https://doi.org/10.1016/j.phr.2004.04.005

has been cited by the following article:

  • TITLE: Identifying Service Needs from the Perspective of Service Providers—A Qualitative Study

    AUTHORS: Shih-Ying Chien, Ming-Chuen Chuang, I-Ping Chen

    KEYWORDS: Service Providers, Health Screening, Participation Rates, Service Needs

    JOURNAL NAME: Health, Vol.11 No.5, May 16, 2019
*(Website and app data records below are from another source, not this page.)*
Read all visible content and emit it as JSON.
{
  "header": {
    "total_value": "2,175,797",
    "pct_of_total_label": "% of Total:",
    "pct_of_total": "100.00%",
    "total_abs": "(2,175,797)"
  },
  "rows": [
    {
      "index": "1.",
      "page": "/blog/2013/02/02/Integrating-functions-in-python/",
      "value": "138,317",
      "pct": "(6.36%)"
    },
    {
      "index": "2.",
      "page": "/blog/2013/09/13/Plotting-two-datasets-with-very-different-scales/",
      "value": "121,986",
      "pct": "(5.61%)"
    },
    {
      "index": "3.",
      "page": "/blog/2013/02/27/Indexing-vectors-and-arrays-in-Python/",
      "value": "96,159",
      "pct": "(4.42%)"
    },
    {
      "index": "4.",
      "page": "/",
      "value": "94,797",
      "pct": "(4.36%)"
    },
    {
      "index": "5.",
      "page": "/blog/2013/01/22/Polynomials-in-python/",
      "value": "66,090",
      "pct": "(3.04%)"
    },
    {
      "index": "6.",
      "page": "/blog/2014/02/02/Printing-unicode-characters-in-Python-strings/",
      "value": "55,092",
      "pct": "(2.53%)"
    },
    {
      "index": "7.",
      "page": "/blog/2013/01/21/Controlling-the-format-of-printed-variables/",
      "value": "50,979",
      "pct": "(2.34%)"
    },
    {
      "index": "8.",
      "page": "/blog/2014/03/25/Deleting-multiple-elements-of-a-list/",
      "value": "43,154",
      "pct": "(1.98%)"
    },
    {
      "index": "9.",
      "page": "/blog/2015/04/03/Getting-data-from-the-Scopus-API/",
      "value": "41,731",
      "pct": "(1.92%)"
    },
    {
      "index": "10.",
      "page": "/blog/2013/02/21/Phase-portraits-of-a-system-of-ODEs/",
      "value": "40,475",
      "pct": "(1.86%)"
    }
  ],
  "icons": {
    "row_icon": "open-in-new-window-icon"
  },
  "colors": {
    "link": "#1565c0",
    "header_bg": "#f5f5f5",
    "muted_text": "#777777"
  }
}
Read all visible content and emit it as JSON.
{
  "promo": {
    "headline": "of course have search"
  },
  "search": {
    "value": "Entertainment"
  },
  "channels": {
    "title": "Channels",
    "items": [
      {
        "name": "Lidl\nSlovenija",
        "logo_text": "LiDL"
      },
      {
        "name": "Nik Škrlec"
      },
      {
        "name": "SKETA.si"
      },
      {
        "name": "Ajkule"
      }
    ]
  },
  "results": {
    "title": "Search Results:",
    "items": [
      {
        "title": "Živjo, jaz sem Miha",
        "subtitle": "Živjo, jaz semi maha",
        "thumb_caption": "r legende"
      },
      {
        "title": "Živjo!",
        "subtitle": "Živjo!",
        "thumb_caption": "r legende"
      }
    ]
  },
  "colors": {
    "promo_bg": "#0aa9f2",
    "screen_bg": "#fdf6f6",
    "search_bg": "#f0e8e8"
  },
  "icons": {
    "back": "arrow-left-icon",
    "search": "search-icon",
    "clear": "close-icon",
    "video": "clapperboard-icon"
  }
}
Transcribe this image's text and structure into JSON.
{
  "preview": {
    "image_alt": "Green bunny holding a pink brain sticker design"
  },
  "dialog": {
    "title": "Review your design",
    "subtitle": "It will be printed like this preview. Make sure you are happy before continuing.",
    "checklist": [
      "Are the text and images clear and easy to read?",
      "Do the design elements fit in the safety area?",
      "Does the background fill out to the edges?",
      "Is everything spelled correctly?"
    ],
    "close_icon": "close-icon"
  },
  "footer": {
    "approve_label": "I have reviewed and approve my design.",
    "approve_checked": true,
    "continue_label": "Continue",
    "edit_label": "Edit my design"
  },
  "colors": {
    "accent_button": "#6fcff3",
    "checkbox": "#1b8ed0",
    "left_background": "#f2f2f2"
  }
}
    ABSTRACT: The provision of high-quality medical care has become a key challenge in many countries. At the same time, there is a growing awareness that the early detection of chronic diseases can reduce mortality rates. Therefore, it is important to identify service needs which influence to participate in health screening. To date, little research has been conducted into the perspectives of service providers on this topic. In this preliminary study, we aimed to explore the perspectives of service providers who work in a community-based setting in order to identify perceived barriers to chronic disease screening and incentives which can increase participation rates. In-depth interviews were conducted with 10 experienced health service providers from October 2017 to December 2017. Interviewees included physicians and community health representatives who had been working in a community-based health screening service for at least 3 years. The study identified several aspects of health screening services for chronic diseases that are in need of improvement, including a shortage of appropriate health service providers, inadequate attendance promoting measures, a lack of continually accessible and affordable medical services, healthcare professionals who possess inadequate communication skills, and rural-urban health care disparities. Service providers believe that current services do not fulfill community needs. Older adults who live in rural areas experience especially significant screening-related health disparities, which are mainly affected by structural service barriers. To improve the quality of medical services, healthcare screening services should be evaluated according to the perspectives of both participants and service providers.